Ottawa announces $650M more for Indigenous needs during pandemic
“We are listening to Indigenous peoples,” says prime minister
The federal government announced today plans to spend an additional $650 million on the response to the COVID-19 pandemic in Indigenous communities—including $285 million for a rapid public health response.
The federal government said it would provide more support to Indigenous families and communities, with roughly $500 million earmarked right now for health and more than $80 million spread over five years to help build and support new shelters for Indigenous women and children.
“COVID-19 has further highlighted the unique challenges that already exist for Indigenous peoples and communities,” said Prime Minister Justin Trudeau in a news release following his daily news conference in Ottawa.
“We are listening to Indigenous peoples, and are working with them to ensure they have the support they need to get through this crisis.”
An On-Reserve Income Assistance program administered by First Nations will receive $270 million.
Most of the funding will go to First Nations, but, in the case of outbreaks of COVID-19, this money can be drawn upon to provide “surge capacity” and additional support for community-based services in Inuit, First Nations and Métis communities.
This would pay for additional help in communities not equipped to handle a COVID-19 outbreak, so they can hire nurses and obtain specialized supplies, said Marc Miller, minister of Indigenous services, in an update on the announcement.
Some $44.8 million over five years will also help build 12 new shelters to protect and support Indigenous women and girls experiencing and fleeing violence.
This money will help pay for two shelters in the territories, to support Indigenous women and children.
“No one should have to stay in a place where they are unsafe.

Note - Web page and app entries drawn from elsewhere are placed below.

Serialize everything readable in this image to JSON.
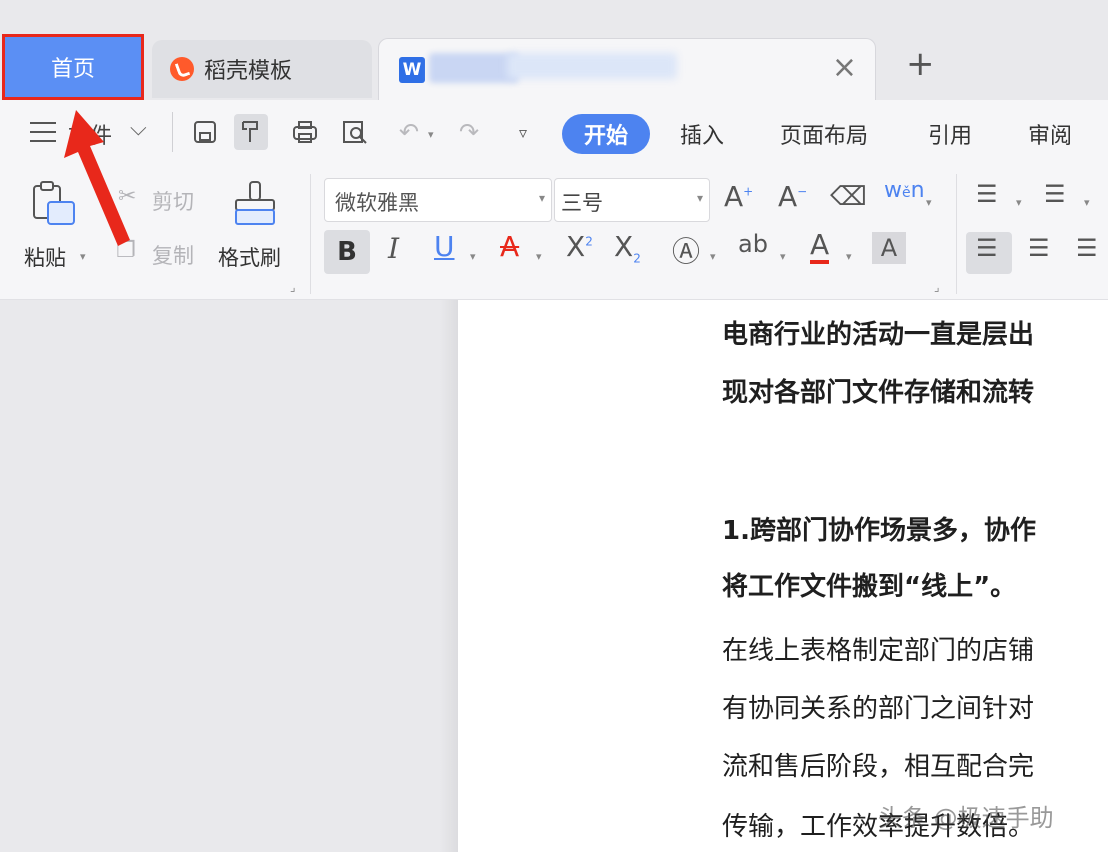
{
  "tabs": {
    "home": "首页",
    "template": "稻壳模板",
    "doc_icon": "W",
    "close": "×",
    "add": "+"
  },
  "toolbar": {
    "file_menu": "文件",
    "start": "开始",
    "menu_tabs": [
      "插入",
      "页面布局",
      "引用",
      "审阅"
    ]
  },
  "ribbon": {
    "paste": "粘贴",
    "cut": "剪切",
    "copy": "复制",
    "format_painter": "格式刷",
    "font_name": "微软雅黑",
    "font_size": "三号"
  },
  "document": {
    "lines": [
      "电商行业的活动一直是层出",
      "现对各部门文件存储和流转",
      "1.跨部门协作场景多，协作",
      "将工作文件搬到“线上”。",
      "在线上表格制定部门的店铺",
      "有协同关系的部门之间针对",
      "流和售后阶段，相互配合完",
      "传输，工作效率提升数倍。"
    ],
    "watermark": "头条 @极速手助"
  },
  "colors": {
    "home_tab": "#5b8ff4",
    "highlight_border": "#e8281b",
    "start_pill": "#4d83f0",
    "arrow": "#e8281b"
  }
}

No one should have to choose between an unsafe place and being homeless,” Trudeau said in his daily news conference.
The government will also provide $40.8 million to support operational costs for these new shelters over the first five years, and $10.2 million annually afterwards.
This money is addition to the $305-million Indigenous Community Support Fund announced in March, and the $75 million provided on May 21 for communities and organizations working with Indigenous peoples living in urban areas and off reserve.